So Long Leonard

 I first heard Leonard Cohen when I was stationed at Fort Hood Army base in Texas. I had a year left to serve. My unit was filled with Intelligence personnel, back from Vietnam like myself. The Army didn’t really know what to do with us. I was a POW Interrogator and Order of Battle Analyst and in Texas there wasn’t much need for my expertise, so they put me to work in the motor pool. I kept track of and ordered parts for vehicles.
I shared an open bay on the second floor of an Army barracks with a bunch of guys and two of them became good friends. Both Phil and Tony were excellent guitar players. In the evenings we would sit on the edge of one of our bunks and they would play music. Tony was a polished musician, having played in the LA clubs before being forced into the Army. Phil played an old Martin D-28 and finger picked like Mississippi John Hurt. I loved their music and wanted in. They helped me pick out a guitar in a Killeen music store and began teaching me how to play. I picked up some music books to help with the process and one of them was the “Songs of Leonard Cohen”.
Tony was knowledgeable about all the folk artists of the time, and he introduced me to the music of Eric Anderson, Phil Ochs, Hoyt Axton, Jackson Browne (Tony knew Jackson from the LA circuit and they exchanged songs before Jackson had his first album out), Tom Rush and Leonard Cohen. Leonard had two albums out in 1969, Songs of Leonard Cohen and Songs from a Room. I loved his music. Unlike American music, his songs sounded more like the French singers, Jacques Brel and Edith Piaff. I guess this isn’t surprising, since he came from Montreal. I loved his poetry of existential/religious/symbolic language. He was intellectual and classy, in his natty attire, a "continental" man.   The guitar music in his songbook was in tablature, which shows you exactly where to put your fingers on the strings. Many of the songs were easy to learn on the guitar and I spent hours painstakingly learning a bunch of them.
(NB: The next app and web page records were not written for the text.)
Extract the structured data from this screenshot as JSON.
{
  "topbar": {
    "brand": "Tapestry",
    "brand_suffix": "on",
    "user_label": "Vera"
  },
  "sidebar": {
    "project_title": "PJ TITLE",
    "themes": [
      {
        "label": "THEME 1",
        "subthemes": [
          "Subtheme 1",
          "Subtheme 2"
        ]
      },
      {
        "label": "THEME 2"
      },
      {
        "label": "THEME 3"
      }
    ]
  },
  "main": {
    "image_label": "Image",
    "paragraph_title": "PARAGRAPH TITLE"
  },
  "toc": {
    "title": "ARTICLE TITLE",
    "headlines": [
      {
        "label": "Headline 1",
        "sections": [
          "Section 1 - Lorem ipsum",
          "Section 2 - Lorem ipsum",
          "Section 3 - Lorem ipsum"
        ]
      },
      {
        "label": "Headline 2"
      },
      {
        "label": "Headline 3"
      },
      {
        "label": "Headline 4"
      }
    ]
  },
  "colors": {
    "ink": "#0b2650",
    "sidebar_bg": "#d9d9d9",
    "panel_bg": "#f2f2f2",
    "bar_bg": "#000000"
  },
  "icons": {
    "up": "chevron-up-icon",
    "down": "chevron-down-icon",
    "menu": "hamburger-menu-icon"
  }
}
The songbook also contained biographical information about Leonard and pictures of his house on the Island of Hydra, Greece with Marianne, his beautiful Norwegian girlfriend and muse. For a twenty one year old boy back from the war and soon to be free with plans of travel and college, I was enchanted by Leonard and his lifestyle. I wanted to be him or some version thereof. Years later I got the chance to see him live. In 1993, Katie and I drove up to Vancouver, BC to attend a Leonard Cohen concert. Even then Leonard was not widely known in the US. His songs were not top 40 material. This was before his song Hallelujah, from his 1984 Various Positions album, became a huge hit.  At the time his most famous song probably was Suzanne made popular by Judy Collins on her 1966 album In My Life and Leonard’s first song on his first album. Here’s the last verse.
Now Suzanne takes your hand, and she leads you to the river, she’s wearing rags and feathers from salvation army counters, and the sun pours down like honey on our lady of the harbor, and she shows you where to look among the garbage and the flowers, there are heroes in the seaweed, there are children in the morning, they are leaning out for love and they will lean this way forever, while Suzanne holds the mirror, and you want to travel with her and you want to travel blind, and you know you can trust her for she’s touched your perfect body with her mind.
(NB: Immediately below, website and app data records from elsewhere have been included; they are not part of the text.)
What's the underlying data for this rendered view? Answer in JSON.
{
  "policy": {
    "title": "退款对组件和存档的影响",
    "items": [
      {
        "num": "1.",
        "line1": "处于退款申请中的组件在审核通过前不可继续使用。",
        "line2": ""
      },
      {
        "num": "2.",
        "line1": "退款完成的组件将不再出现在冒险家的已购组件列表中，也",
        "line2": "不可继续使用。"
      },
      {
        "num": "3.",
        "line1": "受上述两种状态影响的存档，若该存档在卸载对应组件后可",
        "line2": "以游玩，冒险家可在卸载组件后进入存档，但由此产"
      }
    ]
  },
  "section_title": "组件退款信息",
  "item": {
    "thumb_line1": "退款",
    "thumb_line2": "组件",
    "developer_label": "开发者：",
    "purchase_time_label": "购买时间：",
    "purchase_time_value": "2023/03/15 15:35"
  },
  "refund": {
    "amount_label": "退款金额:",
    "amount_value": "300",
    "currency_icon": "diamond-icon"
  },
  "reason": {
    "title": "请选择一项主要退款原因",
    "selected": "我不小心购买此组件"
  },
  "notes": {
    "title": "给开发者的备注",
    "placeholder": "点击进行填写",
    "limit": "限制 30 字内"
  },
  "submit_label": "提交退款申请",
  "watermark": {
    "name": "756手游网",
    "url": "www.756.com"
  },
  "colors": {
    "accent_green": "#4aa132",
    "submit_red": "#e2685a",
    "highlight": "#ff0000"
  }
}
To my surprise, the concert at the Orpheum was packed and the audience knew the words to most of the songs. Like Joni Mitchell and Neil Young, Leonard was Canada’s own. With an exceptional back-up band and angelic sounding women singers enveloping and surrounding his low gravelly voice, his songs filled the beautifully ornate theater. It was definitely one of the music concert highlights of my life. Leonard has been part of my life since I was twenty. I wish I could have thanked him personally.
First verse of his song Anthem from the album The Future. A very timely message.
The birds they sang
At the break of day
Start again
I heard them say
Don't dwell on what
Has passed away
Or what is yet to be
Yeah the wars they will
Be fought again
The holy dove
She will be caught again
Bought and sold
And bought again
The dove is never free

Ring the bells (ring the bells) that still can ring
Forget your perfect offering
There is a crack in everything (there is a crack in everything)
That's how the light gets in

 Thank you Leonard.